"Oh, Captain January!" cried Mrs. Morton, turning to the old man with clasped hands. "Speak to her! she will listen to you. Tell her--tell her what you said to me. Tell her that it is right for her to go; that you wish her to go!"
The old man's breathing was heavy and laboured, and for a moment it seemed as if he strove in vain for utterance: but when he spoke, his voice was still soothing and cheerful, though his whole great frame was trembling like a withered leaf. "Star Bright," he said (and between almost every word he paused to draw the short, heavy breath), "I always told ye, ye 'member, that ye was the child of gentlefolks. So bein', 'tis but right that you should have gentle raisin' by them as is yer own flesh and blood. You've done your duty, and more than your duty, by me. Now 'tis time ye did your duty by them as the Lord has sent to ye. You'll have--my--my respeckful love and duty wherever you go, my dear, and you growin' up to be a beautiful lady, as has been a little wild lass. And you'll not forget the old Cap'n, well I know, as will be very comf'table here--"
But here the child broke out with a wild, loud cry, which made all the others start to their feet. "Do you want me to go?" she cried. "Look at me, Daddy Captain! you shall look at me!" She snatched the cap from his hands and flung it into the fire, then faced him with blazing eyes and quivering lip. "Do you want me to go? Are you tired of me?"
Heavier and heavier grew that weight on Captain January's chest: shorter and harder came his breath. His eyes met the child's for a moment, then wavered and fell. "Why--honey--" he said, slowly, "I--I'm an old man now--a very old man. And--and--an old man likes quiet, ye see: and--I'd be quieter by myself, like; and--and so, honey--I--I'd like ye to go."
"You lie!" cried the child; and her voice rang like a silver trumpet in the startled ears of the listeners. "You lie to me, and you lie to God: and you know you lie!"
The next moment she had sprung on to the low window-sill, then turned for an instant, with her little hands clenched in menace, and her great eyes flashing fire that fell like a burning touch on every heart.
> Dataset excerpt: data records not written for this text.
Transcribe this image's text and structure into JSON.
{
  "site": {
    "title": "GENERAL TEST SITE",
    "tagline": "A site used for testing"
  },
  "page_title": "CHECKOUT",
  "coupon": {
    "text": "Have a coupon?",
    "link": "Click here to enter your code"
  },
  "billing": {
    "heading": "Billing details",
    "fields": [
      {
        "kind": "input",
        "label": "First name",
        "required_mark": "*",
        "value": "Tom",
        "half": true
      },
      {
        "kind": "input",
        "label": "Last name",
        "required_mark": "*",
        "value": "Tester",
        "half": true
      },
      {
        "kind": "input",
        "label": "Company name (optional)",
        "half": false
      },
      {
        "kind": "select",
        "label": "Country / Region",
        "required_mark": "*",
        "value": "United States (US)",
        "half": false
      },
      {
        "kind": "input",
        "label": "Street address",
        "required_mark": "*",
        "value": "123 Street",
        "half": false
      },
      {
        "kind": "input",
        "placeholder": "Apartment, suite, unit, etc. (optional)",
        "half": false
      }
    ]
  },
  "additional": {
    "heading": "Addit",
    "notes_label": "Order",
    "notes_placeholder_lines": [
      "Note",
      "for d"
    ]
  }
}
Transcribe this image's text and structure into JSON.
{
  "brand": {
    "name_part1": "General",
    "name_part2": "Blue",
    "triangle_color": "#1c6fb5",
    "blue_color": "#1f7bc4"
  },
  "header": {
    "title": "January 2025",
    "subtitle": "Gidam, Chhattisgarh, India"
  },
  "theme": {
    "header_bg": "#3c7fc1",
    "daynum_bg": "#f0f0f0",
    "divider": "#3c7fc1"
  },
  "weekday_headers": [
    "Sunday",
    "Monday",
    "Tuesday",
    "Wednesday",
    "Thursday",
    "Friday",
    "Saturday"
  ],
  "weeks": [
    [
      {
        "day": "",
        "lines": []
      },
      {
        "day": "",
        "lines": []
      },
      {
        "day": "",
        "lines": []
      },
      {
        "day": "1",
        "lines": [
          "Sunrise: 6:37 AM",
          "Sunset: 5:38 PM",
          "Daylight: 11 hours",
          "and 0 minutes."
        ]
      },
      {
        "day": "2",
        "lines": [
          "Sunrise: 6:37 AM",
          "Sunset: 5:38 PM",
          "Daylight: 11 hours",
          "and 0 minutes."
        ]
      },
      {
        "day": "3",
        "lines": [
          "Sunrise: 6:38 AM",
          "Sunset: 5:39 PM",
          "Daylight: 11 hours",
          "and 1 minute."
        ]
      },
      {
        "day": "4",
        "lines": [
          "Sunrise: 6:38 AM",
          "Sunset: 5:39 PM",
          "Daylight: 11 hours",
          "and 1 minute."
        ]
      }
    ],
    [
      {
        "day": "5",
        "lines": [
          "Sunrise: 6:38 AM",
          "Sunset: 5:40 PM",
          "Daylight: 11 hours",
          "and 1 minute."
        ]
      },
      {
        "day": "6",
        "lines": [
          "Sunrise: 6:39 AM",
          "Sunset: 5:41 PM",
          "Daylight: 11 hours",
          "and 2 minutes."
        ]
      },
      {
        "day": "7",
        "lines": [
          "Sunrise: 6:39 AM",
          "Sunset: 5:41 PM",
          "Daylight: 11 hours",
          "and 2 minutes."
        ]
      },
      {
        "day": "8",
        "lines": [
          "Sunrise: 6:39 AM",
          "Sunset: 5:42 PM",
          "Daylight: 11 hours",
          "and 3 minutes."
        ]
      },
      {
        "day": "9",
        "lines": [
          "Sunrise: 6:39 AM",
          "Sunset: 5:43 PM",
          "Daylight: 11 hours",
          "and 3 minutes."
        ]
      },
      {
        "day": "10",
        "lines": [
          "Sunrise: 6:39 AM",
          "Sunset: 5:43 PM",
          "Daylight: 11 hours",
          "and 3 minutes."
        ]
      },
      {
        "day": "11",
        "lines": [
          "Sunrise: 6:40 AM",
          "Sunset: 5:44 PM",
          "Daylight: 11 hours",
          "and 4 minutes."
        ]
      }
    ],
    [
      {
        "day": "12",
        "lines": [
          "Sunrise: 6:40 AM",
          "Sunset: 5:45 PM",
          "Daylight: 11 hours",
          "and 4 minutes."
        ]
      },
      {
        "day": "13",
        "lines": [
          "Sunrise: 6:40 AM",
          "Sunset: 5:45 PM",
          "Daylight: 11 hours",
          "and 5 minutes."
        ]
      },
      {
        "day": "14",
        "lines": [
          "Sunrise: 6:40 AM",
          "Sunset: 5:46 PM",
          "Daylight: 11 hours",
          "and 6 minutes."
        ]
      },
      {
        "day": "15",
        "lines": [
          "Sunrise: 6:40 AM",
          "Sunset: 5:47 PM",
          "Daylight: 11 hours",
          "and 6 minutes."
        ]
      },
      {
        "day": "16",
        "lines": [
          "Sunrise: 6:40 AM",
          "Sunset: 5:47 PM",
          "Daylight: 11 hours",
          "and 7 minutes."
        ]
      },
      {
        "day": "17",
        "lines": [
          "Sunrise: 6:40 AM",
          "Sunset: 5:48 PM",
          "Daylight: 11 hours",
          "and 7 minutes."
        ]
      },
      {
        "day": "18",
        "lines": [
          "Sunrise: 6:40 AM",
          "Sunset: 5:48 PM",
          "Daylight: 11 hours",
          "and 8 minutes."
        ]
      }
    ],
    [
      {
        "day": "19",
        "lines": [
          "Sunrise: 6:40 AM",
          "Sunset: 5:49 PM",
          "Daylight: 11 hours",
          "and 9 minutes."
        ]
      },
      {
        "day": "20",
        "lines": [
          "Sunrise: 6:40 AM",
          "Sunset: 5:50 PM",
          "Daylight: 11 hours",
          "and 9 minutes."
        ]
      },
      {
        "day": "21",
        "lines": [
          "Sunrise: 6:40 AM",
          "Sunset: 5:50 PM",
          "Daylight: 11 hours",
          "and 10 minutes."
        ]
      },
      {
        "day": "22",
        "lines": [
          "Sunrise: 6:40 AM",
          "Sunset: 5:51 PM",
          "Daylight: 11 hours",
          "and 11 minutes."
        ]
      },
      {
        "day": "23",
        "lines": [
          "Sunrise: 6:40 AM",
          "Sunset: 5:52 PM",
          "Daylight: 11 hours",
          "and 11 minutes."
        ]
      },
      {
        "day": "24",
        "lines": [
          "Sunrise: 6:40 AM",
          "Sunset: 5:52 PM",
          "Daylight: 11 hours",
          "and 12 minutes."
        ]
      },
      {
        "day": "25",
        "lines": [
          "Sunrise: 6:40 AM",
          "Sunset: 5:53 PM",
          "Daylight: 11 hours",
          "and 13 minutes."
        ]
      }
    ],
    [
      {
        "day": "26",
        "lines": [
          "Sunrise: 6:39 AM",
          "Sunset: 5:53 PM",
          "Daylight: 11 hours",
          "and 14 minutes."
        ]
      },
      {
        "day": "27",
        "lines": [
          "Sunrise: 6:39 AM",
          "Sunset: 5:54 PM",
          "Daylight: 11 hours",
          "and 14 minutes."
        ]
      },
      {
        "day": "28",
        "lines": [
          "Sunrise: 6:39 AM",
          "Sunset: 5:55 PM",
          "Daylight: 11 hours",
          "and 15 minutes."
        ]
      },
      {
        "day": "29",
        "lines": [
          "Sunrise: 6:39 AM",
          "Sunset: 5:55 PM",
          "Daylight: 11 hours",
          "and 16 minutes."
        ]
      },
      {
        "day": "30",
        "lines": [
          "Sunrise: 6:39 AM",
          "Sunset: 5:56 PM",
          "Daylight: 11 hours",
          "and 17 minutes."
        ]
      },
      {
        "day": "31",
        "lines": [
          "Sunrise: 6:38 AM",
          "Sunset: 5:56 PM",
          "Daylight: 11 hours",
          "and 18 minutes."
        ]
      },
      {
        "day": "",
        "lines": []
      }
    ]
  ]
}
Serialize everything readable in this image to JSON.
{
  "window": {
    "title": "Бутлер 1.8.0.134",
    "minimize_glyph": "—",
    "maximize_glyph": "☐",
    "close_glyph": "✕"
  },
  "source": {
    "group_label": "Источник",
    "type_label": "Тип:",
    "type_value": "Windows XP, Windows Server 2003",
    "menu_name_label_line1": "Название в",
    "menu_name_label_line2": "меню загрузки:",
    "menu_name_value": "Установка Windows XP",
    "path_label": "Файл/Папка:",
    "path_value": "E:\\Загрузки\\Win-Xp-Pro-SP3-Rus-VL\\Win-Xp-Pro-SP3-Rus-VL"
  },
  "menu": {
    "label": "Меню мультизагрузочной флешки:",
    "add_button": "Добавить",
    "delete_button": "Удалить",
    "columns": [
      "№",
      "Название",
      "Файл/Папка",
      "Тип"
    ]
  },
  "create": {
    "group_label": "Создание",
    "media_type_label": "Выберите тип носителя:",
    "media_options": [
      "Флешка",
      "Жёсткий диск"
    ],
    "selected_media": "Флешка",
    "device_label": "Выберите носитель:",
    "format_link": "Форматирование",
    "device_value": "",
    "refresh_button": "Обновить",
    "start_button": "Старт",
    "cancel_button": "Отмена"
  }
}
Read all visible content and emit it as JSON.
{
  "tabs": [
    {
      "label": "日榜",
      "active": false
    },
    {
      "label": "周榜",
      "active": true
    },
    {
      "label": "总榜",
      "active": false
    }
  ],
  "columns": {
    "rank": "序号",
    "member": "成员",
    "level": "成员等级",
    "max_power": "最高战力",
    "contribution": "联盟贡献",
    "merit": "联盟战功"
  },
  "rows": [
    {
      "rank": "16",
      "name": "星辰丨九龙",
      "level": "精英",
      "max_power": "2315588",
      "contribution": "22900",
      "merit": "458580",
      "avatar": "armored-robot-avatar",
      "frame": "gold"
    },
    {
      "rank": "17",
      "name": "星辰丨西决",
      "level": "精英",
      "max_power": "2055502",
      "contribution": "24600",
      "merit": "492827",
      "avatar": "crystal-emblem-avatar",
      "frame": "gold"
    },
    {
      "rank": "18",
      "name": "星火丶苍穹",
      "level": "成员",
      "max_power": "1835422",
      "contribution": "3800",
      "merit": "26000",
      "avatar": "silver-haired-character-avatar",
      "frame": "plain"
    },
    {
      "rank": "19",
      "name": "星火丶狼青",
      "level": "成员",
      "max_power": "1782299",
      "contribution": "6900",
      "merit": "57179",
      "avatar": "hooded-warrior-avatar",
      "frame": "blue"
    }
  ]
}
Her fantastic dress gleamed like a fiery cloud against the gray outside: her hair fell like a glory about her vivid, shining face. A moment she stood there, a vision, a flying star, trailing angry light, never to be forgotten by those who saw; then, like a flash, she vanished.
Captain January tottered to his old chair and sat down in it. "The child is right, Lady and Gentleman!" he said. "I lied! I lied to my God, and to the little child who loved me. May God and the child forgive me!" And he hid his face in his hands, and silence fell for a moment.
Then Mr. Morton, who had walked hastily to the window, and was doing something with his handkerchief, beckoned to his wife. "Isabel," he said, in a low tone, "I will not be a party to this. It's an atrocious and vindictive outrage. I--I--you are not the woman I took you for, if you say another word to that old angel. Let him have the child, and send him one or two of your own into the bar--" but Isabel Morton, laughing through her tears, laid her hand over her husband's lips for a moment. Then going to the old man's chair, she knelt down by it, and took his two hands in hers.
"Captain January!" she said, tenderly. "Dear, dear Captain January! the lie is forgiven: I am very, very sure it is forgiven in heaven, as it will be forgiven in the child's loving heart. And may God never pardon me, if ever word or look of mine come again between you and the child whom God gave you!"
The gray evening was closing in around the lighthouse tower. The guests were gone, and Captain January sat alone beside the fire in his old armchair. The window was still open, for the air was soft and mild. The old man's hands were clasped upon his knee; his heart was lifted as high as heaven, in silent prayer and praise.
Suddenly, at the window, there was a gleam of yellow, a flitting shape, a look, a pause; then a great glad cry, and Star flitted like a ray of moonlight through the window, and fell on Captain January's breast.
"Daddy," she said, breaking the long, happy silence, "dear Daddy, I am sorry I burned your horrid old cap!"